Adam left them to set about his errand. Ten to one the young man was at one of the clubs getting more heavily into debt. He had had an uncle on his father’s side who had the gambling fever and he knew what unbridled gambling could do to a family. They had lost their house and all their assets, and in the end the man had killed himself. Adam had been looking after his wife and daughter ever since. It was the innocent who suffered most in such circumstances. He didn’t want Sophie to have to endure anything like that, though how the fever could be cured he had no idea.
Deciding he would do better on foot, he left both horses at the livery stables and made for St James’s where most of the gentlemen’s clubs were situated. Teddy was not at any of them. Toby Moore had not seen him and he was as anxious for him to be found as anyone. ‘He owes me and I would have my money,’ he told Adam.
‘You’ve no idea where he might be?’
‘No, and so I told the filly when she came here.’
‘She came here?’ He could not keep the surprise from his voice.
‘Yes, dressed in her brother’s clothes and her hair pushed under one of his hats. Very fetching she looked, too.’
He was shocked. Were there no lengths to which she would not go? Everyone knew that ladies—real ladies—did not go to St James’s and certainly did not try to enter the clubs. Whatever had she hoped to achieve? He pulled himself together. ‘She was looking for her brother, no doubt.’
‘No, she came to plead with me to give him time to pay his debts.’
‘I doubt you agreed.’
‘On the contrary, I said I would waive them—for a consideration, of course. She declined.’
He could only guess what that consideration might be. The thought of it sent his mind in a furious whirl of frustrated anger. ‘What do you take her for, Captain? She is a lady born and bred...’
‘Ladies have been known to fall from grace.’
‘Leave her alone. She cannot help you recover your debt.’ He paused. ‘How much is it, by the way?’
‘Five thousand seven hundred and sixty guineas.’
‘You fleeced him.’
‘Yes, I did, didn’t I?’ He was smiling with satisfaction, which made Adam want to punch his face. Brawling was not permitted in the environs of the club or he might have given in to the urge. ‘But then he deserved it. He was instrumental in severing a very lucrative partnership with my friend, Lord Bolsover. It lost me thousands, that did, and cost his lordship his good looks.’
‘That has nothing to do with Miss Cavenhurst.’
‘No, nor you, neither. I’ll thank you not to meddle in what don’t concern you.’
‘It does concern me.’
‘Oh-ho, that’s the way the wind blows, is it? I wonder what little Miss Malthouse will say to that.’

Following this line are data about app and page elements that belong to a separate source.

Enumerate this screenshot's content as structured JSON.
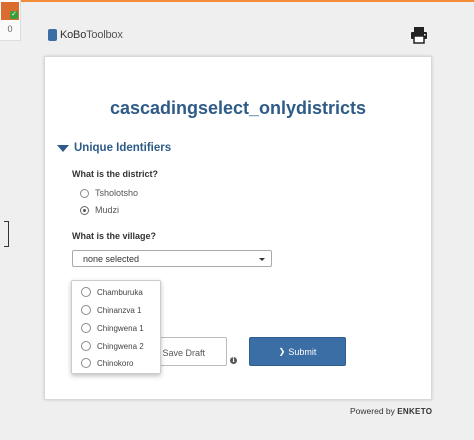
{
  "queue": {
    "count": "0"
  },
  "header": {
    "logo_bold": "KoBo",
    "logo_light": "Toolbox"
  },
  "form": {
    "title": "cascadingselect_onlydistricts",
    "group_title": "Unique Identifiers",
    "district_question": "What is the district?",
    "district_options": [
      "Tsholotsho",
      "Mudzi"
    ],
    "village_question": "What is the village?",
    "village_select_value": "none selected",
    "village_options": [
      "Chamburuka",
      "Chinanzva 1",
      "Chingwena 1",
      "Chingwena 2",
      "Chinokoro"
    ]
  },
  "actions": {
    "save_draft": "Save Draft",
    "submit": "Submit"
  },
  "footer": {
    "powered_by": "Powered by",
    "brand": "ENKETO"
  },
  "colors": {
    "accent": "#3a6ea5",
    "title": "#2e5b87",
    "topline": "#f28c38"
  }
}
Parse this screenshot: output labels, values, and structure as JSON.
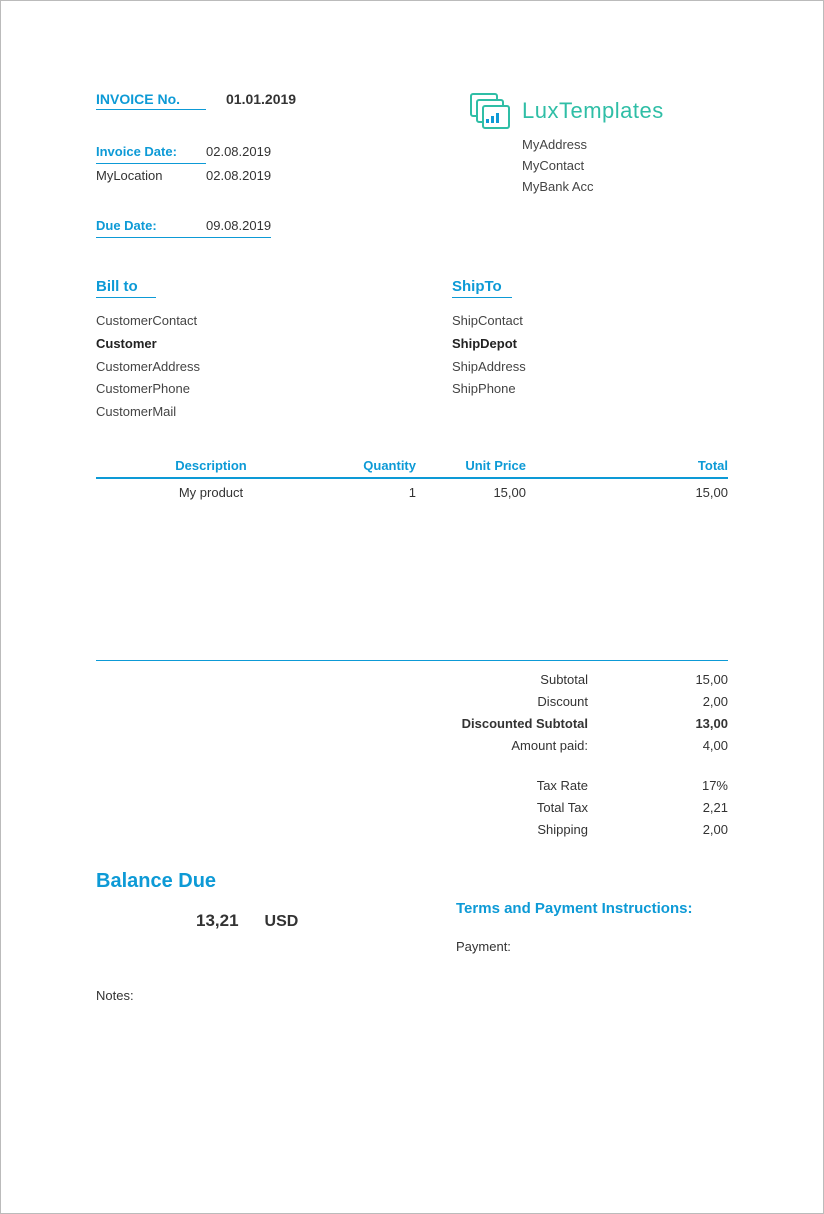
{
  "header": {
    "invoice_no_label": "INVOICE No.",
    "invoice_no_value": "01.01.2019",
    "invoice_date_label": "Invoice Date:",
    "invoice_date_value": "02.08.2019",
    "location_label": "MyLocation",
    "location_value": "02.08.2019",
    "due_date_label": "Due Date:",
    "due_date_value": "09.08.2019"
  },
  "company": {
    "brand": "LuxTemplates",
    "lines": {
      "address": "MyAddress",
      "contact": "MyContact",
      "bank": "MyBank Acc"
    }
  },
  "bill_to": {
    "title": "Bill to",
    "contact": "CustomerContact",
    "name": "Customer",
    "address": "CustomerAddress",
    "phone": "CustomerPhone",
    "mail": "CustomerMail"
  },
  "ship_to": {
    "title": "ShipTo",
    "contact": "ShipContact",
    "name": "ShipDepot",
    "address": "ShipAddress",
    "phone": "ShipPhone"
  },
  "items": {
    "columns": {
      "description": "Description",
      "quantity": "Quantity",
      "unit_price": "Unit Price",
      "total": "Total"
    },
    "rows": [
      {
        "description": "My product",
        "quantity": "1",
        "unit_price": "15,00",
        "total": "15,00"
      }
    ]
  },
  "totals": {
    "subtotal_label": "Subtotal",
    "subtotal_value": "15,00",
    "discount_label": "Discount",
    "discount_value": "2,00",
    "discounted_subtotal_label": "Discounted Subtotal",
    "discounted_subtotal_value": "13,00",
    "amount_paid_label": "Amount paid:",
    "amount_paid_value": "4,00",
    "tax_rate_label": "Tax Rate",
    "tax_rate_value": "17%",
    "total_tax_label": "Total Tax",
    "total_tax_value": "2,21",
    "shipping_label": "Shipping",
    "shipping_value": "2,00"
  },
  "balance": {
    "title": "Balance Due",
    "amount": "13,21",
    "currency": "USD"
  },
  "terms": {
    "title": "Terms and Payment Instructions:",
    "payment_label": "Payment:"
  },
  "notes": {
    "label": "Notes:"
  }
}
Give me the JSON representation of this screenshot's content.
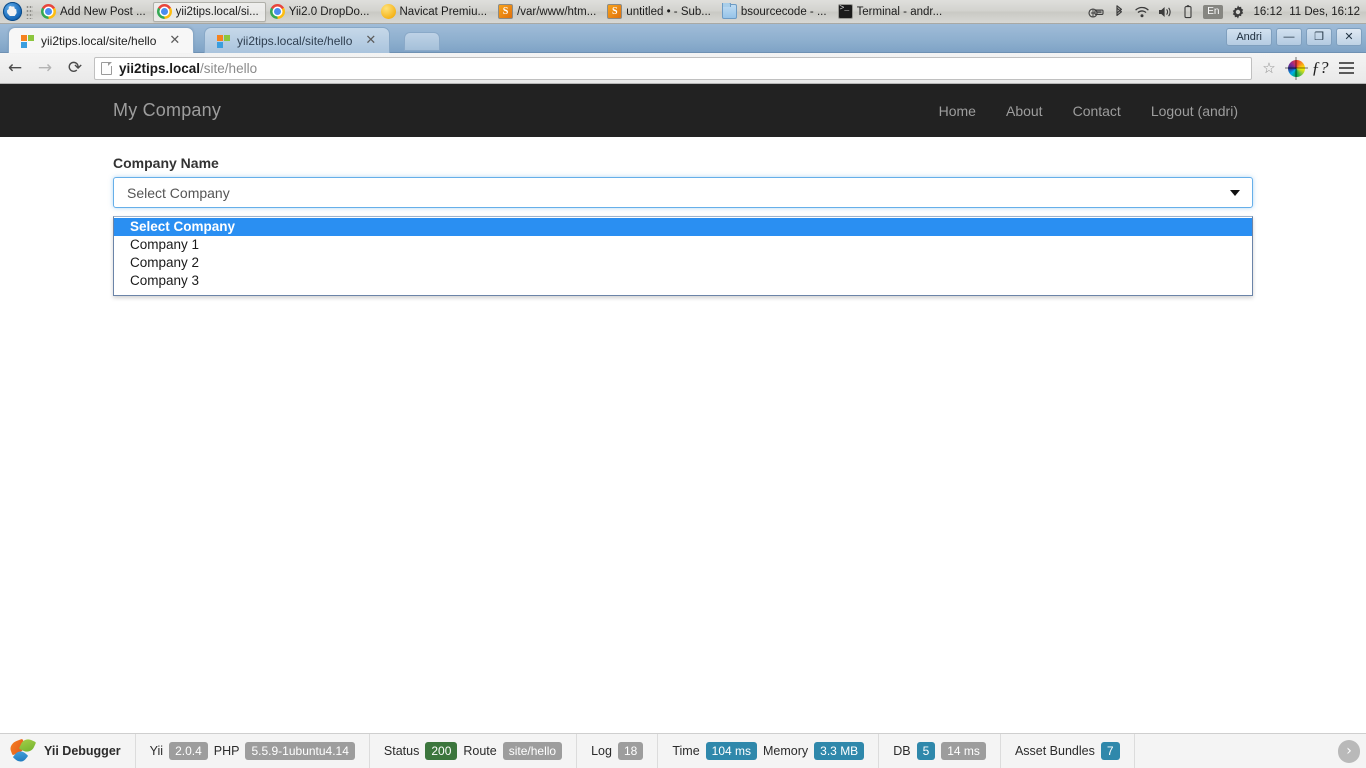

‘I will send a money order to your lodging tomorrow.’ His voice was clipped in an effort to remain civil. ‘Five thousand seven hundred and sixty guineas, I believe you said.’
‘Yes, but tomorrow it will have gone up another ten per cent. Interest, you know.’
That was extortionate, but he was not going to argue about it. ‘I will add another five hundred, but I shall require a receipt from you and an undertaking never to game with Mr Cavenhurst again. It would be better if you left town.’
‘I am not the only one. Teddy will soon find someone else to play with. There’s Reggie and Dick and Bertie Gorange. If you look in the betting book, you will find their wagers in there.’ He was grinning mischievously as Adam called for the betting book, which was brought swiftly to him by the manager.
He opened it and read: ‘Mr Edward Cavenhurst wagers one thousand guineas that Sir Reginald Swayle will not become affianced to Miss Sophie Cavenhurst before the end of July. Mr Cavenhurst undertakes not to try to influence her decision in any way.’ It was dated the first of May, well before Sophie came to London. Both men had signed it. There was another one relating to Richard Fanshawe and another with Lord Gorange.
He shut the book with a snap and handed it back. ‘How did that come about?’ he asked the manager.
‘They were playing cards and bemoaning their disappointment at being turned down. Each was sure they could make Miss Cavenhurst change her mind. They were making bets on it. It was then Mr Cavenhurst intervened to say his sister was too stubborn to change her mind and he would wager they would not succeed. They all took him up on it.’